Records from a dataset:
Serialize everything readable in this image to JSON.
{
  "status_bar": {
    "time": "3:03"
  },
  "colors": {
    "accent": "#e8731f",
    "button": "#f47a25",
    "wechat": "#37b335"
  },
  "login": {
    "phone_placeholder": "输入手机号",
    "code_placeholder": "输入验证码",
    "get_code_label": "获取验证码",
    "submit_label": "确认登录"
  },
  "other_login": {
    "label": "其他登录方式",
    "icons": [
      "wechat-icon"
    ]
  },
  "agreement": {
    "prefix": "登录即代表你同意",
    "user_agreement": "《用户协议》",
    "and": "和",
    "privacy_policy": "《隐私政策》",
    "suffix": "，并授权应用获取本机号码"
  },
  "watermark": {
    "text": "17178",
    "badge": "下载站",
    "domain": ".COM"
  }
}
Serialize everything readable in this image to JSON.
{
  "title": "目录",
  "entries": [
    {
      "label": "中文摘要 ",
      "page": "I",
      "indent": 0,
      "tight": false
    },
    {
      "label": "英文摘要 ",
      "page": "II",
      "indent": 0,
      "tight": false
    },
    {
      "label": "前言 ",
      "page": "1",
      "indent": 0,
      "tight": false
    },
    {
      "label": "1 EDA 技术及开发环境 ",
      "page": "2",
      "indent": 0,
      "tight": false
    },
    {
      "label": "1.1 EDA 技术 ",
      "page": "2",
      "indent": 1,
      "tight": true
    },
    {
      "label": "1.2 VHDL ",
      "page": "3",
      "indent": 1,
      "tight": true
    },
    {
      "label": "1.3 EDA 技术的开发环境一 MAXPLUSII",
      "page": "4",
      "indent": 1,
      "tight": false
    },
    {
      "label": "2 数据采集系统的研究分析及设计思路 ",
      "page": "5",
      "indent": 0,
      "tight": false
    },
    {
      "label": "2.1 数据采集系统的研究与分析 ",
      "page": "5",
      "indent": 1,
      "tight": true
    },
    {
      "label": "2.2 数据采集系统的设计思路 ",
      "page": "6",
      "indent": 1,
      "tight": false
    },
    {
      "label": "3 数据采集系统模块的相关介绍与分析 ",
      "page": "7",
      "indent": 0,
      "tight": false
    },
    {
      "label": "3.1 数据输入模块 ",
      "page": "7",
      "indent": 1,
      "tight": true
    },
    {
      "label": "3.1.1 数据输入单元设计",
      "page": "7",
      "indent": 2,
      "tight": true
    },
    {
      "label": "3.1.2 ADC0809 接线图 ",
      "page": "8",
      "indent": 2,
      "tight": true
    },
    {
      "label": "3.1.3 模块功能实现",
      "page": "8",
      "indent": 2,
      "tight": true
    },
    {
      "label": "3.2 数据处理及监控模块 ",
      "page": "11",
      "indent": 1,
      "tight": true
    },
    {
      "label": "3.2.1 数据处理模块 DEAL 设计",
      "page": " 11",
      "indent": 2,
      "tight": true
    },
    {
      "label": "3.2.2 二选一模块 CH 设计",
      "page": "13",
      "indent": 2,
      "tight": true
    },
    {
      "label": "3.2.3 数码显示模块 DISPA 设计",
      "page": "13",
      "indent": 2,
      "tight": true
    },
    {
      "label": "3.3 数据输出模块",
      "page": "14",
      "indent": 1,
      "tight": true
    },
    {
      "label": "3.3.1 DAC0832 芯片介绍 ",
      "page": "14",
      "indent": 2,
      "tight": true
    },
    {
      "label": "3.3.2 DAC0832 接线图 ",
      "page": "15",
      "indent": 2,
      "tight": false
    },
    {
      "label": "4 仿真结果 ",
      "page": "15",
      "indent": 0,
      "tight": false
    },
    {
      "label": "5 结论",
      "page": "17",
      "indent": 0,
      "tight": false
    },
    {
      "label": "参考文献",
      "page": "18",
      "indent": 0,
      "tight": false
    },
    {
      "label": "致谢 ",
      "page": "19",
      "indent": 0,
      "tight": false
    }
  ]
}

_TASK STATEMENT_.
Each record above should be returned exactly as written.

_ANSWER SPACE_.
Serialize everything readable in this image to JSON.
{
  "status_bar": {
    "time": "3:03"
  },
  "colors": {
    "accent": "#e8731f",
    "button": "#f47a25",
    "wechat": "#37b335"
  },
  "login": {
    "phone_placeholder": "输入手机号",
    "code_placeholder": "输入验证码",
    "get_code_label": "获取验证码",
    "submit_label": "确认登录"
  },
  "other_login": {
    "label": "其他登录方式",
    "icons": [
      "wechat-icon"
    ]
  },
  "agreement": {
    "prefix": "登录即代表你同意",
    "user_agreement": "《用户协议》",
    "and": "和",
    "privacy_policy": "《隐私政策》",
    "suffix": "，并授权应用获取本机号码"
  },
  "watermark": {
    "text": "17178",
    "badge": "下载站",
    "domain": ".COM"
  }
}
Serialize everything readable in this image to JSON.
{
  "title": "目录",
  "entries": [
    {
      "label": "中文摘要 ",
      "page": "I",
      "indent": 0,
      "tight": false
    },
    {
      "label": "英文摘要 ",
      "page": "II",
      "indent": 0,
      "tight": false
    },
    {
      "label": "前言 ",
      "page": "1",
      "indent": 0,
      "tight": false
    },
    {
      "label": "1 EDA 技术及开发环境 ",
      "page": "2",
      "indent": 0,
      "tight": false
    },
    {
      "label": "1.1 EDA 技术 ",
      "page": "2",
      "indent": 1,
      "tight": true
    },
    {
      "label": "1.2 VHDL ",
      "page": "3",
      "indent": 1,
      "tight": true
    },
    {
      "label": "1.3 EDA 技术的开发环境一 MAXPLUSII",
      "page": "4",
      "indent": 1,
      "tight": false
    },
    {
      "label": "2 数据采集系统的研究分析及设计思路 ",
      "page": "5",
      "indent": 0,
      "tight": false
    },
    {
      "label": "2.1 数据采集系统的研究与分析 ",
      "page": "5",
      "indent": 1,
      "tight": true
    },
    {
      "label": "2.2 数据采集系统的设计思路 ",
      "page": "6",
      "indent": 1,
      "tight": false
    },
    {
      "label": "3 数据采集系统模块的相关介绍与分析 ",
      "page": "7",
      "indent": 0,
      "tight": false
    },
    {
      "label": "3.1 数据输入模块 ",
      "page": "7",
      "indent": 1,
      "tight": true
    },
    {
      "label": "3.1.1 数据输入单元设计",
      "page": "7",
      "indent": 2,
      "tight": true
    },
    {
      "label": "3.1.2 ADC0809 接线图 ",
      "page": "8",
      "indent": 2,
      "tight": true
    },
    {
      "label": "3.1.3 模块功能实现",
      "page": "8",
      "indent": 2,
      "tight": true
    },
    {
      "label": "3.2 数据处理及监控模块 ",
      "page": "11",
      "indent": 1,
      "tight": true
    },
    {
      "label": "3.2.1 数据处理模块 DEAL 设计",
      "page": " 11",
      "indent": 2,
      "tight": true
    },
    {
      "label": "3.2.2 二选一模块 CH 设计",
      "page": "13",
      "indent": 2,
      "tight": true
    },
    {
      "label": "3.2.3 数码显示模块 DISPA 设计",
      "page": "13",
      "indent": 2,
      "tight": true
    },
    {
      "label": "3.3 数据输出模块",
      "page": "14",
      "indent": 1,
      "tight": true
    },
    {
      "label": "3.3.1 DAC0832 芯片介绍 ",
      "page": "14",
      "indent": 2,
      "tight": true
    },
    {
      "label": "3.3.2 DAC0832 接线图 ",
      "page": "15",
      "indent": 2,
      "tight": false
    },
    {
      "label": "4 仿真结果 ",
      "page": "15",
      "indent": 0,
      "tight": false
    },
    {
      "label": "5 结论",
      "page": "17",
      "indent": 0,
      "tight": false
    },
    {
      "label": "参考文献",
      "page": "18",
      "indent": 0,
      "tight": false
    },
    {
      "label": "致谢 ",
      "page": "19",
      "indent": 0,
      "tight": false
    }
  ]
}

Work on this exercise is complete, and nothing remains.